White House health care advisor Nancy DeParle helped clarify the administration's feelings about a public insurance option last week, when she spoke to an audience at the Kaiser Family Foundation. The administration was committed to some sort of public plan, DeParle said, but exactly what kind of public plan was up for discussion.

The plan could operate like Medicare, for example, or it could operate like quasi-public plans for government employees that now exist in many states. And, as you probably know by now, the Medicare-like plan would have a lot more power to push down the price of medical care. That is why many reformers support that option and many key industry groups oppose it.

I reported as much in my item on this news last week. But, to be clear, it's not as if the administration is looking simply at these two, starkly different visions. DeParle actually talked about "a number of options" on the table, as you can see from the transcript here,  Among other things, she noted, the government could run a public plan, in a manner similar to the way it runs Medicare, but without paying the exact same rates that Medicare does.

Uwe ReinhardtAssociation of Health Care Journalists

But in exchange for the higher payments, industry groups--particularly doctors and hospitals--would have to stop resisting changes in the way government pays for medical services. In particular, Medicare (along with the new public plan) would get to bundle payments, make contracts selectively, reward providers who meet quality standards, and tilt reimbursements towards primary care. These shifts have the potential (if done properly) to improve the quality of care while reducing costs in the long run. 

In other words, it's a straight-up trade: Providers would get (relatively) higher payments. The government would get tools for steering money towards more efficient care. 

Curious to hear more about it? Watch today's testimony on health reform before the House Ways and Means Committee. Reinhardt will be testifying.
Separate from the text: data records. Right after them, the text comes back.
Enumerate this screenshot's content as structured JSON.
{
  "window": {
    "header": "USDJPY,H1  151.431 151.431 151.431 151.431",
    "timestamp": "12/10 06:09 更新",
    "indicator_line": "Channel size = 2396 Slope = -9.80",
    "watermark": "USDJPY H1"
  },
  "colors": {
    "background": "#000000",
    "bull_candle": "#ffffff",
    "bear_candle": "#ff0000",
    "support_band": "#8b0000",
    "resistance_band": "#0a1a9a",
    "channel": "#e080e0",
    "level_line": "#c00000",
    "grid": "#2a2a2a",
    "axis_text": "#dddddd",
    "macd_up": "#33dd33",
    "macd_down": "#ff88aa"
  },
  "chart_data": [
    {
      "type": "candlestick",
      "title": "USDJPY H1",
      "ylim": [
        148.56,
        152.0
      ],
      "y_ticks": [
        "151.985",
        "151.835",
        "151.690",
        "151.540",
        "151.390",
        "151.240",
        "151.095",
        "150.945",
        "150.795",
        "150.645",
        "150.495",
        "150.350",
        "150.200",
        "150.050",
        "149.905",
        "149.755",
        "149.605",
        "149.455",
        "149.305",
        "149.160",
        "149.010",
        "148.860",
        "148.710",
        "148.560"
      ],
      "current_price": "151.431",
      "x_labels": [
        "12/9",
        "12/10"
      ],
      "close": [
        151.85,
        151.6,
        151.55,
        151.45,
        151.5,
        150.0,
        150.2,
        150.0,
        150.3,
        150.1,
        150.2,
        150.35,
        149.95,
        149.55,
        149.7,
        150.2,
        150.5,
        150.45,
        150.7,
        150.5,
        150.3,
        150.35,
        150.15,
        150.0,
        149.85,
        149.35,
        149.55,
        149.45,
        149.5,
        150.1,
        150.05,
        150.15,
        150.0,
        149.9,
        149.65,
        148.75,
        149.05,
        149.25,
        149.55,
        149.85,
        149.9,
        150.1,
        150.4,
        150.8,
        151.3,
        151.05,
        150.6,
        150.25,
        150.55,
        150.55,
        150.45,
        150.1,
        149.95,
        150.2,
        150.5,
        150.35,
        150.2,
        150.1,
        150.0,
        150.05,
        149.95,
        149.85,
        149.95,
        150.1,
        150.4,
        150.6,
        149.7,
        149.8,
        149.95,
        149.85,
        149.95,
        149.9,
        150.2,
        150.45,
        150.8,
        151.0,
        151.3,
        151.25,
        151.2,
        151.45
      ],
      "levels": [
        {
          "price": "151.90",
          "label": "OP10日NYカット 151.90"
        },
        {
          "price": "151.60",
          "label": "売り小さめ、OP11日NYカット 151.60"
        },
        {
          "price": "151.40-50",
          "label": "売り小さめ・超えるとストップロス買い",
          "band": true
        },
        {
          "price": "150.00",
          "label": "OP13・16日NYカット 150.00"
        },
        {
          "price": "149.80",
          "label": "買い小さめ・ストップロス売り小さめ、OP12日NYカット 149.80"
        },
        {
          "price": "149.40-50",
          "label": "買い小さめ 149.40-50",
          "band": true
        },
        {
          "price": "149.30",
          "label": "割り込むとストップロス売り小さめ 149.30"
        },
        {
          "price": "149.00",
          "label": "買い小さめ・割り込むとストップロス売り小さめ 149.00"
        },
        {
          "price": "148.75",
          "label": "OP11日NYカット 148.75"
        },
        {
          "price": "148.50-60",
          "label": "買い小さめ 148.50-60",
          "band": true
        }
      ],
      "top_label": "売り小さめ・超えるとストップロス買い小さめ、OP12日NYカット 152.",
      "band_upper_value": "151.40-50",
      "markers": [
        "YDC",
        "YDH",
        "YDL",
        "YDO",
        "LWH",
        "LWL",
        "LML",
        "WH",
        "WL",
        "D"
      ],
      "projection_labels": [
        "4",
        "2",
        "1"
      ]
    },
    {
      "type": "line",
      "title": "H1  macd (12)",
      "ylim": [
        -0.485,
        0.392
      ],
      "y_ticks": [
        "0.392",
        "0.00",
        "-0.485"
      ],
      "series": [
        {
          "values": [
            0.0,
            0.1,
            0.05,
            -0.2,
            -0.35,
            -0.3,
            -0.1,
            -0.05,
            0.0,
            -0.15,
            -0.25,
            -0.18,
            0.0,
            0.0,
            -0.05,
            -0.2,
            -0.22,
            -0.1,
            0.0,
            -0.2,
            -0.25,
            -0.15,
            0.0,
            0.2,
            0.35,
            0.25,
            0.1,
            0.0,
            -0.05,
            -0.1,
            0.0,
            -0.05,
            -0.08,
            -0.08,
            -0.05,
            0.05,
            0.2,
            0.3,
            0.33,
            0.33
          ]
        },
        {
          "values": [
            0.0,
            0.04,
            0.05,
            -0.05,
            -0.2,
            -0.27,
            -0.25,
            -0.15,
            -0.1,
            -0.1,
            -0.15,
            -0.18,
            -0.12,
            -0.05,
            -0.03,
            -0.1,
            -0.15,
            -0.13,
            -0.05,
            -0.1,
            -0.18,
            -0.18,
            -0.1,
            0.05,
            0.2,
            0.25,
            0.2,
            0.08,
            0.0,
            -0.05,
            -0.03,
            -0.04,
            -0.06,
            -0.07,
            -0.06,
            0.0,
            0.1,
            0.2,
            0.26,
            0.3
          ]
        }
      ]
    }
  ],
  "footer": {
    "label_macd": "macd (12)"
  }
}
Note: Jacob Hacker's version of the public plan would include such payment reforms, as well. It remains the plan I prefer, political circumstances permitting. But you can see how the Reinhardt version, or something along those lines, could work as a compromise.

--Jonathan Cohn